Task prompt.
Every line below that has the string "Регистрировать" needs to be copied.

Available data.
+===+

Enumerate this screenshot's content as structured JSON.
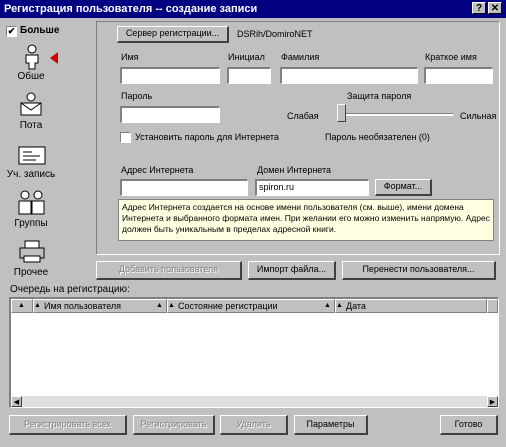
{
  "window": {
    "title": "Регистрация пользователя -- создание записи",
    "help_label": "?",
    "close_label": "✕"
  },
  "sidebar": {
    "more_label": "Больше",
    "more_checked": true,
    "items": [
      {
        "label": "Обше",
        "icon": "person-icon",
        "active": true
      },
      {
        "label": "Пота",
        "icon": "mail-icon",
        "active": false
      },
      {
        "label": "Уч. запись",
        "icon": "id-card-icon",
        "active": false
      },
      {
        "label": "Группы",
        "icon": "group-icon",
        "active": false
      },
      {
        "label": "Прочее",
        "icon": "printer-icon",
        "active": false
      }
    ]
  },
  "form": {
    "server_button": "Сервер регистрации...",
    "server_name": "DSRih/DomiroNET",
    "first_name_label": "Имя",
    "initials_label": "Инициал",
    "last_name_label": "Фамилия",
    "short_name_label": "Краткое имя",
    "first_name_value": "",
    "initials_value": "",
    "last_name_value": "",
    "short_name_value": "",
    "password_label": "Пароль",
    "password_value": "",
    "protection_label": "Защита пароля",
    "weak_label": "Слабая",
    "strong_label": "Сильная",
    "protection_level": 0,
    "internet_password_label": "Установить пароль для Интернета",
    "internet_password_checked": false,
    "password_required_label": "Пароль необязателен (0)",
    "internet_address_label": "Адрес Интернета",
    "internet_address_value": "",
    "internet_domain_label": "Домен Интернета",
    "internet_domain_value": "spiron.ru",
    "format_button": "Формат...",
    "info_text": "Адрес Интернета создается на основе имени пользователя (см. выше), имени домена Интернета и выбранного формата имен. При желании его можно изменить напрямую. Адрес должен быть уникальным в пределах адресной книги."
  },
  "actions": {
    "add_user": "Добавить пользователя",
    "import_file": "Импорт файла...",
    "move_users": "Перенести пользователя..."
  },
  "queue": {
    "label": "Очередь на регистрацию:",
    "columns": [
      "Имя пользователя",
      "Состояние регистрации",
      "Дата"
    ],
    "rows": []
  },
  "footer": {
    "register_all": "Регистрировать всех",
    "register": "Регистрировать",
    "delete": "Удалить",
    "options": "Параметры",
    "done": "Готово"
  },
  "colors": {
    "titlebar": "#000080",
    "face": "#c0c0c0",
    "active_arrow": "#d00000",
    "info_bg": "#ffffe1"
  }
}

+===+

Result below.
    "register_all": "Регистрировать всех",
    "register": "Регистрировать",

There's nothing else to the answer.